AIM OF THE EXERCISE: An exact copy of the entries below is needed, with every picture left out.

SOURCE MATERIAL:
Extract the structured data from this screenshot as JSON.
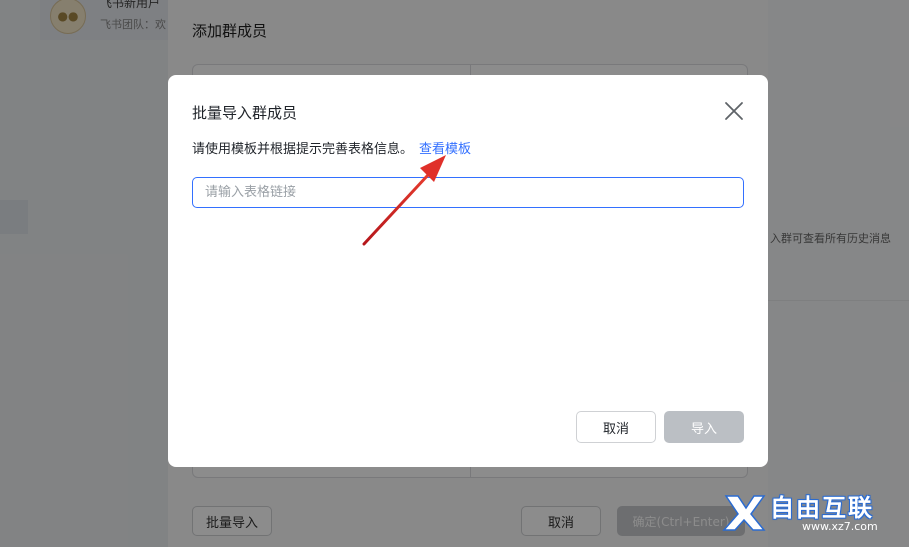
{
  "background": {
    "chat_title": "飞书新用户",
    "chat_subtitle": "飞书团队：欢",
    "right_text": "入群可查看所有历史消息"
  },
  "outer_dialog": {
    "title": "添加群成员",
    "batch_import_label": "批量导入",
    "cancel_label": "取消",
    "confirm_label": "确定(Ctrl+Enter)"
  },
  "modal": {
    "title": "批量导入群成员",
    "hint": "请使用模板并根据提示完善表格信息。",
    "template_link": "查看模板",
    "input_placeholder": "请输入表格链接",
    "cancel_label": "取消",
    "import_label": "导入"
  },
  "watermark": {
    "text": "自由互联",
    "url": "www.xz7.com"
  },
  "colors": {
    "accent": "#3370ff",
    "disabled_button": "#bbbfc4",
    "annotation_arrow": "#d62828"
  }
}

REPLY TO THE EXERCISE:
Extract the structured data from this screenshot as JSON.
{
  "background": {
    "chat_title": "飞书新用户",
    "chat_subtitle": "飞书团队：欢",
    "right_text": "入群可查看所有历史消息"
  },
  "outer_dialog": {
    "title": "添加群成员",
    "batch_import_label": "批量导入",
    "cancel_label": "取消",
    "confirm_label": "确定(Ctrl+Enter)"
  },
  "modal": {
    "title": "批量导入群成员",
    "hint": "请使用模板并根据提示完善表格信息。",
    "template_link": "查看模板",
    "input_placeholder": "请输入表格链接",
    "cancel_label": "取消",
    "import_label": "导入"
  },
  "watermark": {
    "text": "自由互联",
    "url": "www.xz7.com"
  },
  "colors": {
    "accent": "#3370ff",
    "disabled_button": "#bbbfc4",
    "annotation_arrow": "#d62828"
  }
}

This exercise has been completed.